To configure a rule, you need to add a Trigger ("PWM triggers") and an Action ("Item Action"). Select the Item you like to control in the "Item Action" and leave the command empty.

# Trigger

Name Type Description Required
dutycycleItem Item The Item (PercentType) to read the duty cycle from Yes
interval Decimal The constant interval in which the output is switch ON and OFF again in sec. Yes
minDutyCycle Decimal Any duty cycle below this value will be increased to this value No
equateMinToZero Boolean True if the duty cycle below minDutycycle should be set to 0 (defaults to false) No
maxDutycycle Decimal Any duty cycle above this value will be increased to 100 No
equateMaxToHundred Boolean True if the duty cycle above maxDutyCycle should be set to 100 (defaults to true) No
deadManSwitch Decimal The output will be switched off, when the duty cycle is not updated within this time (in ms) No

The duty cycle can be limited via the parameters minDutycycle and maxDutyCycle. This is helpful if you need to maintain a minimum time between the switching of the output. This is necessary for example for heating burners, which may not be switched on for very short times. The on time is than increased to minDutycycle. In this case one should also set a max duty cycle to prevent short off times. It makes sense to apply these symmetrically e.g. 10%/90% or 20%/80%.

If the duty cycle is 0% or 100%, the min/max parameters are ignored and the output is switched ON or OFF continuously.

If the duty cycle Item is not updated within the dead-man switch timeout, the output is switched off, regardless of the current duty cycle. The function can be used to save energy if the source of the duty cycle died for whatever reason and doesn't update the value anymore.

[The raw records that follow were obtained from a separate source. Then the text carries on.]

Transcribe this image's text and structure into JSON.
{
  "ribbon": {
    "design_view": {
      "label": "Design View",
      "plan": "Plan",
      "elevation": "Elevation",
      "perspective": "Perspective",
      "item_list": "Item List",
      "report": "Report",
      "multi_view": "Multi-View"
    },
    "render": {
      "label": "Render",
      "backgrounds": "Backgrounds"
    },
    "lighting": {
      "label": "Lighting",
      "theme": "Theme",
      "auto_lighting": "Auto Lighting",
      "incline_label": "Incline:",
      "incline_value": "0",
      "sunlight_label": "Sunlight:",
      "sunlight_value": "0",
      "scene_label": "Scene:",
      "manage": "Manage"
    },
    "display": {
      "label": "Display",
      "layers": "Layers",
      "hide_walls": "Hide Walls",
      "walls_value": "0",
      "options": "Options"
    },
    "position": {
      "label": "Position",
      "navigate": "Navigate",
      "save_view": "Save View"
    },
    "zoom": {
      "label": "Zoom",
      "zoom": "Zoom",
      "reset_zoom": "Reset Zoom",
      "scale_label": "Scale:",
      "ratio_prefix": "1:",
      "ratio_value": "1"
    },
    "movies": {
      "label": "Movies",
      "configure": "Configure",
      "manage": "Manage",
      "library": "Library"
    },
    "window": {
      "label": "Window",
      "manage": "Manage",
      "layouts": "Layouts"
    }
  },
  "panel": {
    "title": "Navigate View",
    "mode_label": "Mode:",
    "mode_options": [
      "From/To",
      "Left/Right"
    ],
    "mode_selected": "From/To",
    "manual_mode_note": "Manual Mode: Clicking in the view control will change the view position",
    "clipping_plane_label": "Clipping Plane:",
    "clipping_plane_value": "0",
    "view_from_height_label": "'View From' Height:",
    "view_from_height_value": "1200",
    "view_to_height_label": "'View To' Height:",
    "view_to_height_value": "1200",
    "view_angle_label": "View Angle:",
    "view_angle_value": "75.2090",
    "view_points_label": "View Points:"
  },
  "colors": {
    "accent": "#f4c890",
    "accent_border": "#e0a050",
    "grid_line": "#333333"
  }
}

When the duty cycle is updated again, the module returns to normal operation.

Note: The min/max ON/OFF times set via minDutycycle and maxDutycycle are not met if the dead-man switch triggers and recovers fast.

# Control Algorithm

This module is designed to respond fast to duty cycle changes, but at the same time maintain a constant interval and also the min/max ON/OFF parameters. For that reason, the module might seem to act peculiarly in some cases:

  • When the output is ON and the duty cycle is decreased, the output might switch off immediately, if applicable. Example: The interval is 10 sec and the current duty cycle is 80%. When the duty cycle is decreased to 20%, the output would switch off immediately, if it has been already ON for more than 2 sec.
  • When the duty cycle is 0% for a short interval and then increased again, the output will only switch on when the new interval starts.
  • When the duty cycle is 0% or 100% for more than a whole interval, a new interval will start as soon as the duty cycle is updated to a value other than 0%, respective 100%.
  • The module starts to work only if the duty cycle Item has been updated at least once.